### Grant McDermott

Assistant Professor
Dept. of Economics
University of Oregon

# Water pricing in different sectors

My previous post linked to a new alarming/alarmist (potato, potahto) study of South Africa’s water pollution problems. I mentioned some economic elements that I feel need addressing if we’re ever going to provide the right set of incentives to ensure sustainable water use.

What I didn’t really discuss was the fact that water has a multitude of different uses, which can make valuation very hard. With regards to pricing structures, can you apply the same set of rules to all different users (residential vs agricultural vs industrial)? I can see more than a few practical problems, but there are certainly those who believe that we can and should do so. Prolific water blogger $$–$$ and recent addition to the job market! – David Zetland has long advocated a system of “all-in auctions”. In other words, very low prices for water aimed at meeting basic human needs, after which all comers are subject to compete against each other on price bids.

Having been raised in agricultural country, I can think of of a number of farmers that aren't going to be too happy with this type of proposal. However, that's a practical obstacle that can be overcome $$-$$ largely through greater dialogue and explanation of the actual procedures. Further to the point, a large number of farmers already control their own water sources in the form of small dams and so forth; you've obviously no need to submit to an auction if you already own the resource. In a similar vein, in instances where a bunch of farms are located along a river, the bidding could first be among that group of farmers. In cases where rivers flow to cities or industrial areas, up stream farmers could potentially make money by auctioning off "usage rights" to urban and industrial consumers.

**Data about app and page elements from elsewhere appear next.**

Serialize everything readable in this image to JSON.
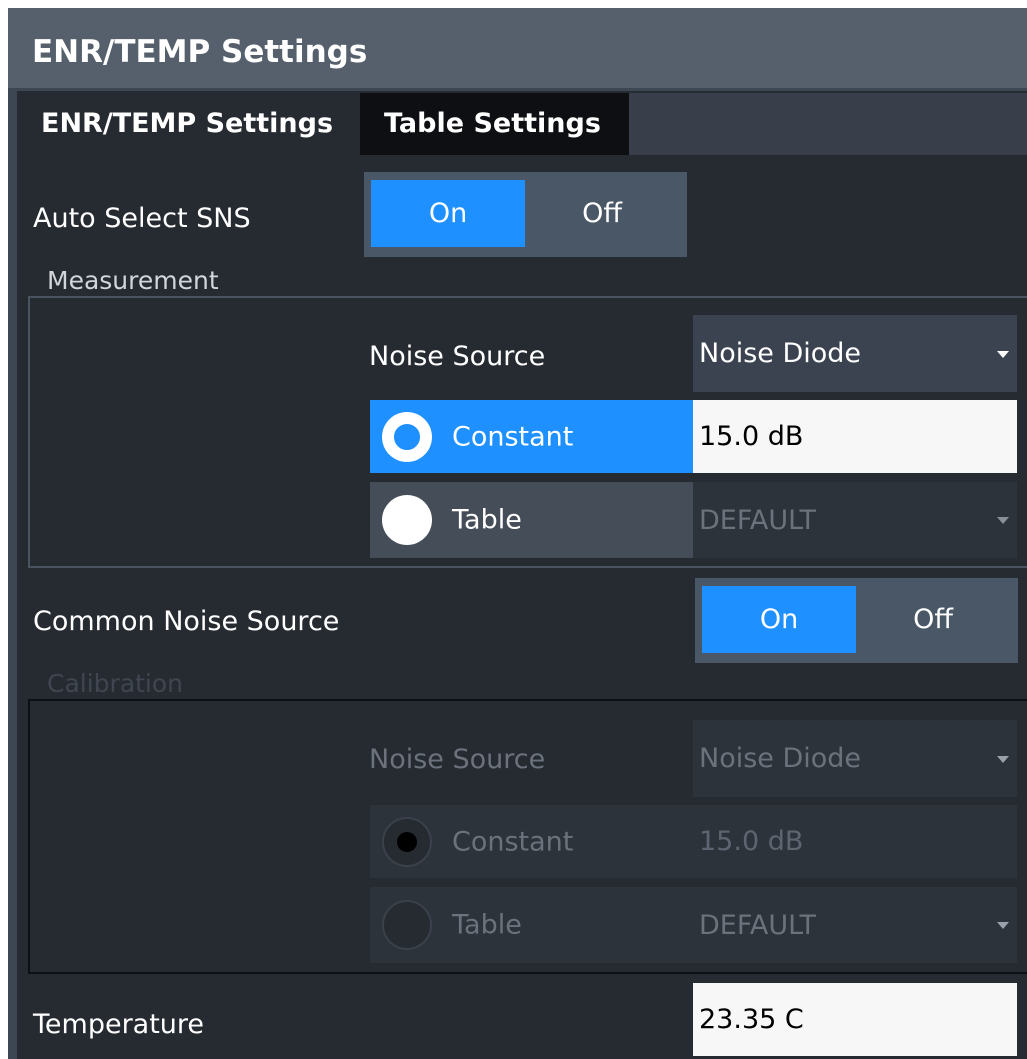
{
  "dialog": {
    "title": "ENR/TEMP Settings"
  },
  "tabs": [
    {
      "label": "ENR/TEMP Settings",
      "active": true
    },
    {
      "label": "Table Settings",
      "active": false
    }
  ],
  "auto_select_sns": {
    "label": "Auto Select SNS",
    "on": "On",
    "off": "Off",
    "selected": "On"
  },
  "measurement": {
    "title": "Measurement",
    "noise_source_label": "Noise Source",
    "noise_source_value": "Noise Diode",
    "constant_label": "Constant",
    "constant_value": "15.0 dB",
    "table_label": "Table",
    "table_value": "DEFAULT",
    "selected": "Constant"
  },
  "common_noise_source": {
    "label": "Common Noise Source",
    "on": "On",
    "off": "Off",
    "selected": "On"
  },
  "calibration": {
    "title": "Calibration",
    "noise_source_label": "Noise Source",
    "noise_source_value": "Noise Diode",
    "constant_label": "Constant",
    "constant_value": "15.0 dB",
    "table_label": "Table",
    "table_value": "DEFAULT",
    "selected": "Constant"
  },
  "temperature": {
    "label": "Temperature",
    "value": "23.35 C"
  },
  "colors": {
    "accent": "#1e90ff",
    "background": "#262b32",
    "title_bar": "#55606c"
  }
}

On the subject of water usage by different consumers and sectors, I posted some relevant comments a while ago on a blog run by some Austrian friends (ideologically speaking that is, not geographically). With minor edits for style and following a discussion on the urgent need for a hike in (residential) water prices in SA:
One of the better articles on environmental issues published on this site. (Some of your climate and pollution arguments have been rather lacking in my opinion…) [Ed: For instance.]

Anyway, I certainly agree that water will be a defining issue for South Africa long before other crises and our current pricing structure is woefully inadequate. (As with many countries, the focus is on recuperating short-run average/operating costs instead of the economically sensible long-run marginal costs. While SRAC could be considered as constant, LRMC are typically increasing over time, so prices lie below their optimal value…)

However, the article does skirt around perhaps the most tricky issue with regards to water: There are MANY different uses for water and thus many different marginal values. Residential water consumption is fairly minute in comparison to agriculture and, to a lesser degree, industry. Thus $$–$$ and although it may not agree with your definition of inflation (i.e. an expansion of money supply) $$–$$ correct marginal pricing of water will certainly bring about an increase in general prices. Why? Water is a crucial factor of production for virtually everything we consume. Thus, an increase in price will carry through to all final products.

Not easy for society, but that is simply the bitter pill we need to swallow in order to establish sustainable use of what is perhaps our most valuable commodity.

After a fairly odd reply regarding my understanding inflation $$-$$ like all proud Austrians, they love to focus on inflation as a definitional good $$-$$ I ended an additional comment with:
[A]n increase in water prices will have much further implications than simply raised costs of showering or watering our gardens; it will affect prices for an entire host of economic goods.